Twelve people, including two children, breached MIQ at the Crowne Plaza facility in Auckland at the weekend.
Three breaches happened on the same floor of the hotel on Sunday.
All 12 involved are now in isolation and all are undergoing further tests, and none has tested positive to date.
Their stay will be extended should anyone test positive, joint head of managed isolation and quarantine Brigadier Rose King said in a statement.
The returnees arrived on 11 June from Samoa and were not RSE workers.
They did not require day 0/1 tests, given the country of origin, and all day 3 results came back negative.

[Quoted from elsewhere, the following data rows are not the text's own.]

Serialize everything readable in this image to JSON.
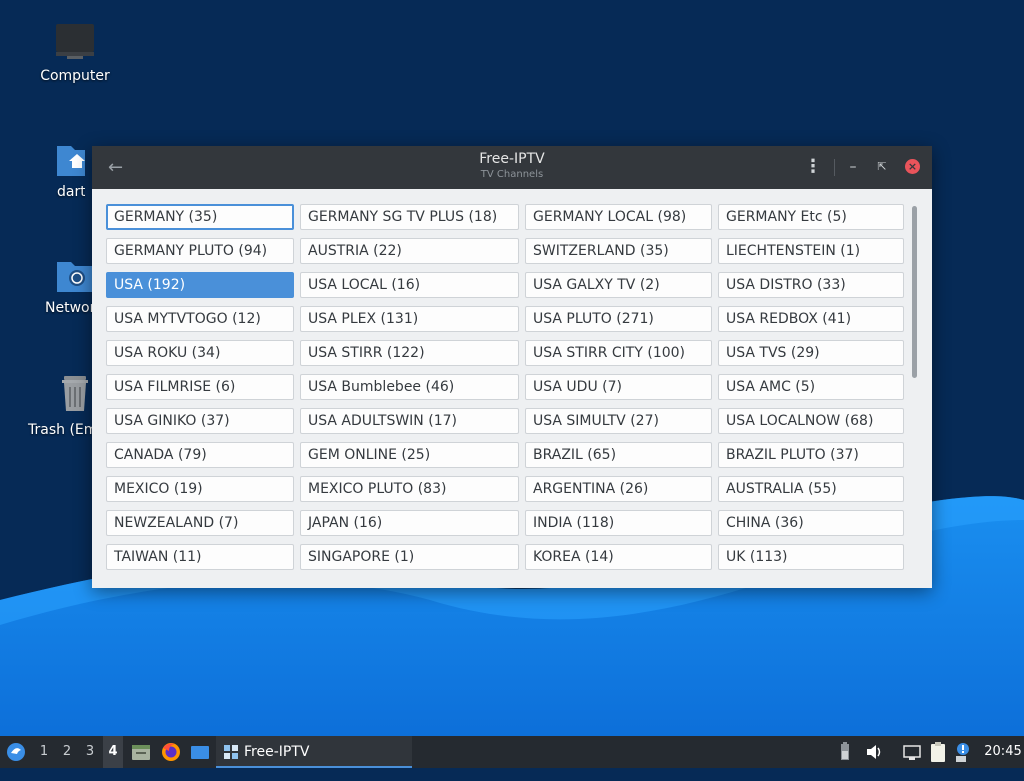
{
  "desktop": {
    "icons": [
      {
        "label": "Computer"
      },
      {
        "label": "dartz"
      },
      {
        "label": "Network"
      },
      {
        "label": "Trash (Empty)"
      }
    ]
  },
  "window": {
    "title": "Free-IPTV",
    "subtitle": "TV Channels",
    "icons": {
      "back": "back-arrow-icon",
      "menu": "kebab-menu-icon",
      "minimize": "minimize-icon",
      "restore": "restore-icon",
      "close": "close-icon"
    },
    "selected_channel": "USA (192)",
    "focused_channel": "GERMANY (35)",
    "channels": [
      "GERMANY (35)",
      "GERMANY SG TV PLUS (18)",
      "GERMANY LOCAL (98)",
      "GERMANY Etc (5)",
      "GERMANY PLUTO (94)",
      "AUSTRIA (22)",
      "SWITZERLAND (35)",
      "LIECHTENSTEIN (1)",
      "USA (192)",
      "USA LOCAL (16)",
      "USA GALXY TV (2)",
      "USA DISTRO (33)",
      "USA MYTVTOGO (12)",
      "USA PLEX (131)",
      "USA PLUTO (271)",
      "USA REDBOX (41)",
      "USA ROKU (34)",
      "USA STIRR (122)",
      "USA STIRR CITY (100)",
      "USA TVS (29)",
      "USA FILMRISE (6)",
      "USA Bumblebee (46)",
      "USA UDU (7)",
      "USA AMC (5)",
      "USA GINIKO (37)",
      "USA ADULTSWIN (17)",
      "USA SIMULTV (27)",
      "USA LOCALNOW (68)",
      "CANADA (79)",
      "GEM ONLINE (25)",
      "BRAZIL (65)",
      "BRAZIL PLUTO (37)",
      "MEXICO (19)",
      "MEXICO PLUTO (83)",
      "ARGENTINA (26)",
      "AUSTRALIA (55)",
      "NEWZEALAND (7)",
      "JAPAN (16)",
      "INDIA (118)",
      "CHINA (36)",
      "TAIWAN (11)",
      "SINGAPORE (1)",
      "KOREA (14)",
      "UK (113)"
    ]
  },
  "taskbar": {
    "workspaces": [
      "1",
      "2",
      "3",
      "4"
    ],
    "active_workspace": "4",
    "task_label": "Free-IPTV",
    "clock": "20:45",
    "icons": [
      "start-menu-icon",
      "file-manager-icon",
      "firefox-icon",
      "desktop-icon",
      "app-icon",
      "battery-icon",
      "volume-icon",
      "network-icon",
      "clipboard-icon",
      "notification-icon"
    ]
  },
  "colors": {
    "accent": "#4a90d9",
    "titlebar": "#33373c",
    "close": "#e9545b",
    "desktop": "#062a56",
    "taskbar": "#252a30"
  }
}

The first breach, about 9pm on Sunday, involved the two young children who were in a corridor for up to 45 minutes. The children's mother returned them to their room.
The young returnees, who were wearing masks, are symptomatic cases and were supposed to be in isolation.
While they were in the hallway, a returnee from another room stopped for around 15 minutes while sitting closer than 2m. They were wearing a mask.
About 9.45pm another returnee left their room and entered another room, understood to be occupied by their cousin, and stayed for about 20 minutes. Neither were wearing masks.
The third incident, about 10pm, involved seven returnees sitting in a hallway, talking within close proximity of each other without masks for over 15 minutes. One of the seven had been involved in an earlier breach.
They were warned to return to their rooms immediately and not enter the hallway without masks at any time, but were seen in the corridor again.
The four were given a police warning.
All have had a 48 hour post-breach swab on Wednesday and and will remain isolated until they receive a negative result.
"The actions of all involved are disappointing", the statement from King said.
"Bubble breaches do happen from time to time inside MIQ. In the context of 145,000 people having been through MIQ so far, the numbers are relatively low though."
The statement said a Samoan speaker was on site on Wednesday talk through the rules and check they were understood.
"We have told the individual returnees how they can call other rooms to communicate if they wish."
Information is translated into 20 languages and translators can be made available if needed, the statement said. "A number of MIQ staff speak other languages - as was the case in this situation."
* This story has been updated after MIQ corrected their figures on the number of people involved in the breaches.